| Work task |
An exact copy of the entries below is needed, with every picture left out.
[[ Data provided, beginning ]]
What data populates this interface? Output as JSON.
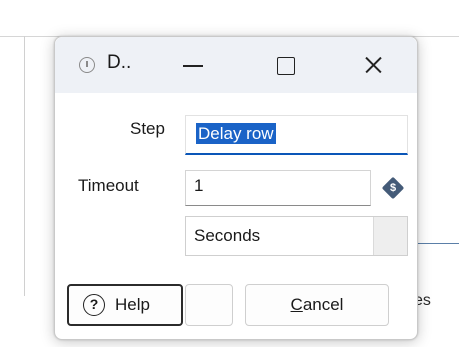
{
  "background": {
    "partial_text": "es"
  },
  "dialog": {
    "title": "D..",
    "icon": "clock-icon",
    "controls": [
      "minimize-icon",
      "maximize-icon",
      "close-icon"
    ],
    "step": {
      "label": "Step",
      "value": "Delay row"
    },
    "timeout": {
      "label": "Timeout",
      "value": "1",
      "variable_icon": "variable-diamond-icon",
      "unit": "Seconds"
    },
    "buttons": {
      "help_label": "Help",
      "ok_label": "",
      "cancel_mnemonic": "C",
      "cancel_rest": "ancel"
    }
  }
}
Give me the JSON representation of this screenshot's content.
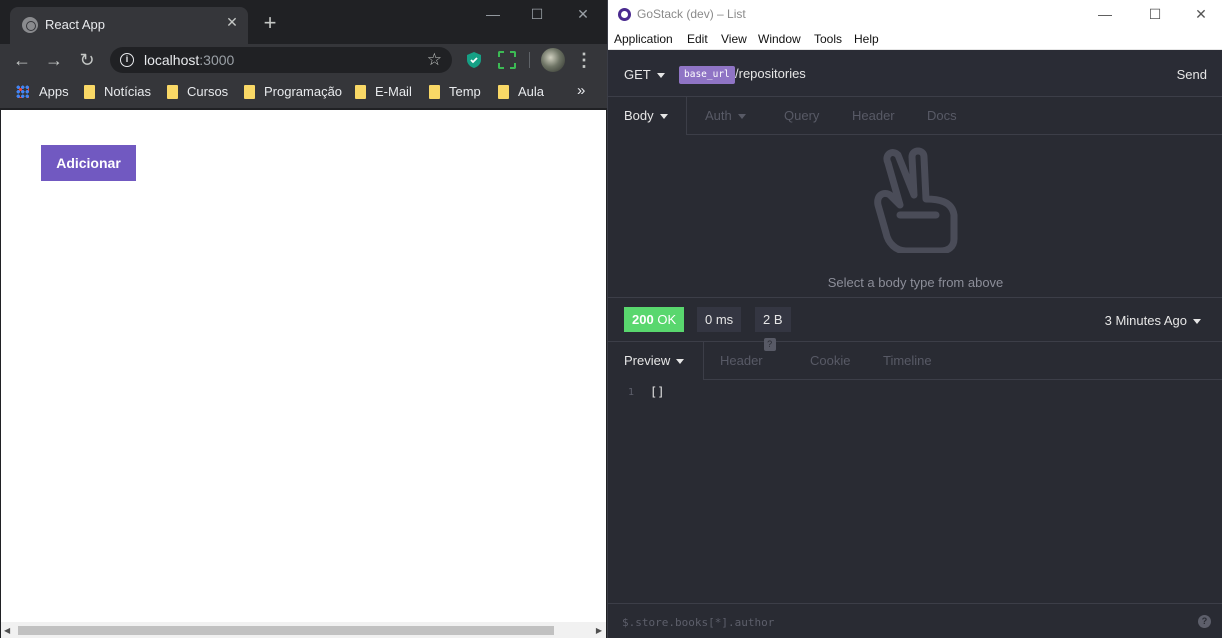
{
  "browser": {
    "tab_title": "React App",
    "url_host": "localhost",
    "url_port": ":3000",
    "bookmarks": [
      "Apps",
      "Notícias",
      "Cursos",
      "Programação",
      "E-Mail",
      "Temp",
      "Aula"
    ],
    "more_bookmarks": "»"
  },
  "app": {
    "add_button_label": "Adicionar",
    "add_button_color": "#7159c1"
  },
  "insomnia": {
    "window_title": "GoStack (dev) – List",
    "menu": [
      "Application",
      "Edit",
      "View",
      "Window",
      "Tools",
      "Help"
    ],
    "method": "GET",
    "base_url_tag": "base_url",
    "url_path": "/repositories",
    "send_label": "Send",
    "request_tabs": [
      "Body",
      "Auth",
      "Query",
      "Header",
      "Docs"
    ],
    "empty_body_text": "Select a body type from above",
    "status_code": "200",
    "status_text": "OK",
    "status_color": "#59d76e",
    "time": "0 ms",
    "size": "2 B",
    "time_ago": "3 Minutes Ago",
    "response_tabs": [
      "Preview",
      "Header",
      "Cookie",
      "Timeline"
    ],
    "header_badge": "?",
    "response_lines": [
      {
        "no": "1",
        "code": "[]"
      }
    ],
    "filter_placeholder": "$.store.books[*].author",
    "help_icon": "?"
  }
}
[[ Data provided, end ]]
| Expected answer |
What data populates this interface? Output as JSON.
{
  "background": {
    "partial_text": "es"
  },
  "dialog": {
    "title": "D..",
    "icon": "clock-icon",
    "controls": [
      "minimize-icon",
      "maximize-icon",
      "close-icon"
    ],
    "step": {
      "label": "Step",
      "value": "Delay row"
    },
    "timeout": {
      "label": "Timeout",
      "value": "1",
      "variable_icon": "variable-diamond-icon",
      "unit": "Seconds"
    },
    "buttons": {
      "help_label": "Help",
      "ok_label": "",
      "cancel_mnemonic": "C",
      "cancel_rest": "ancel"
    }
  }
}
Give me the JSON representation of this screenshot's content.
{
  "browser": {
    "tab_title": "React App",
    "url_host": "localhost",
    "url_port": ":3000",
    "bookmarks": [
      "Apps",
      "Notícias",
      "Cursos",
      "Programação",
      "E-Mail",
      "Temp",
      "Aula"
    ],
    "more_bookmarks": "»"
  },
  "app": {
    "add_button_label": "Adicionar",
    "add_button_color": "#7159c1"
  },
  "insomnia": {
    "window_title": "GoStack (dev) – List",
    "menu": [
      "Application",
      "Edit",
      "View",
      "Window",
      "Tools",
      "Help"
    ],
    "method": "GET",
    "base_url_tag": "base_url",
    "url_path": "/repositories",
    "send_label": "Send",
    "request_tabs": [
      "Body",
      "Auth",
      "Query",
      "Header",
      "Docs"
    ],
    "empty_body_text": "Select a body type from above",
    "status_code": "200",
    "status_text": "OK",
    "status_color": "#59d76e",
    "time": "0 ms",
    "size": "2 B",
    "time_ago": "3 Minutes Ago",
    "response_tabs": [
      "Preview",
      "Header",
      "Cookie",
      "Timeline"
    ],
    "header_badge": "?",
    "response_lines": [
      {
        "no": "1",
        "code": "[]"
      }
    ],
    "filter_placeholder": "$.store.books[*].author",
    "help_icon": "?"
  }
}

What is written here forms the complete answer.